Wrong, a British journalist, covered Africa for six years as a foreign correspondent for Reuters, the BBC, and the Financial Times. The book draws its title from Joseph Conrad’s “Heart of Darkness,” the famous novella first published 100 years ago. Kurtz, one of the main characters, is the European ivory trader who goes to the Congo, as a company manager, to make money and introduce civilization. Instead, he descends into extreme savagery. The tale has been interpreted differently over the years and has sparked controversy. Wrong states how she views it: “The ‘darkness’ of the book’s title refers to the monstrous passions at the core of the human soul, lying ready to emerge when man’s better instincts are suspended, rather than a continent’s supposed predisposition to violence.”
The author—to her credit—declines an easier approach that would merely argue that Mobutu was the black substitute for King Leopold II, the Belgian monarch who seized a chunk of African land in 1885 as his personal possession and named it, ironically, the Congo Free State. Leopold then proceeded to ruthlessly exploit it of its rubber, and his mercenary army committed world-shocking atrocities against villagers who failed to meet the extremely high production quotas. International pressure, however, forced him to hand the Congo over to the Belgium government in 1908, which in turn colonized the country until 1960. In 1971 the country, which since 1964 had been known as the Democratic Republic of the Congo, was renamed the Republic of Zaire.

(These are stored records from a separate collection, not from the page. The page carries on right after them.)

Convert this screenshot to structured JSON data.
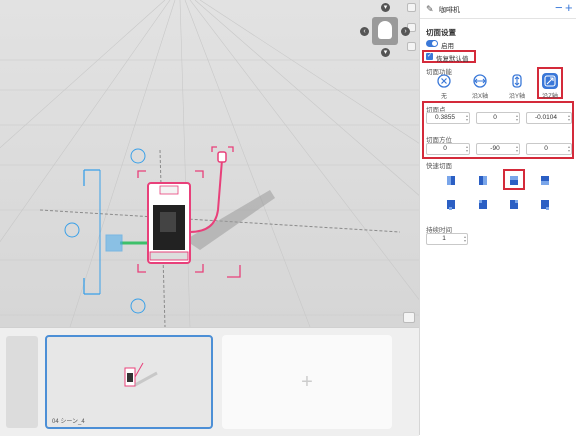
{
  "panel": {
    "title": "咖啡机",
    "section_title": "切面设置",
    "enable_label": "启用",
    "restore_label": "恢复默认值",
    "clip_function_label": "切面功能",
    "modes": [
      {
        "label": "无",
        "icon": "circle-x-icon"
      },
      {
        "label": "沿X轴",
        "icon": "x-axis-icon"
      },
      {
        "label": "沿Y轴",
        "icon": "y-axis-icon"
      },
      {
        "label": "沿Z轴",
        "icon": "z-axis-icon"
      }
    ],
    "selected_mode": "沿Z轴",
    "clip_point_label": "切面点",
    "clip_point": [
      "0.3855",
      "0",
      "-0.0104"
    ],
    "clip_direction_label": "切面方位",
    "clip_direction": [
      "0",
      "-90",
      "0"
    ],
    "quick_clip_label": "快速切面",
    "duration_label": "持续时间",
    "duration_value": "1"
  },
  "scene": {
    "thumbnail_label": "04  シーン_4"
  },
  "colors": {
    "accent": "#3a78d8",
    "highlight_red": "#d42a3a",
    "selection_pink": "#e8407a",
    "gizmo_blue": "#3aa0e8"
  }
}
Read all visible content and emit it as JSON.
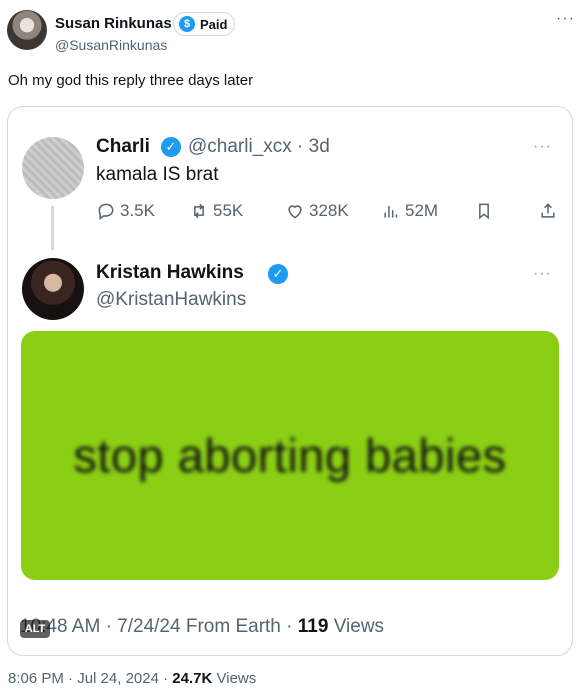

Wrong does a very good job in exposing how the World Bank and IMF played their own roles in propping up Mobutu. Despite project after project being wrecked by his regime’s corruption, these institutions kept lending money since he was treated as an indispensable Western ally. (Few might know that the bombs dropped on Hiroshima and Nagasaki were made with Congolese uranium.) Also, the representatives they posted to Zaire simply didn’t stay there long enough to catch onto Mobutu’s tricks. Each new official seemed to start from scratch in terms of learning the ropes. But there were exceptions such as Erwin Blumenthal, the courageous German dispatched by the IMF to repair Zaire’s central bank. He only lasted a year before throwing up his arms in despair. Nevertheless, his experience, as told by Wrong, is fascinating.
The Zairean economy, according to the World Bank’s own calculations, has now shrunk to the level it held in 1958 while the population is three times as large. Mobutu died of prostate cancer four months into his exile in Morocco at 67. The alliance that knocked him from power broke up and began fighting itself. Laurent Kabila, his successor, who brought back the country’s previous name, was assassinated last year and replaced by his son, Joseph. The government is unable to control major portions of the east and north, which are in rebel hands.
“In the Footsteps of Mr. Kurtz” is a diagnosis of the system, created against the cold war backdrop that produced and sustained Mobutu at an enormous price to the Congo. Wrong shows there’s enough blame to go around, from Western capitals to his collaborators at home.
Wilson Wanene, a Kenyan-born freelance journalist in Boston, writes on African media and political issues.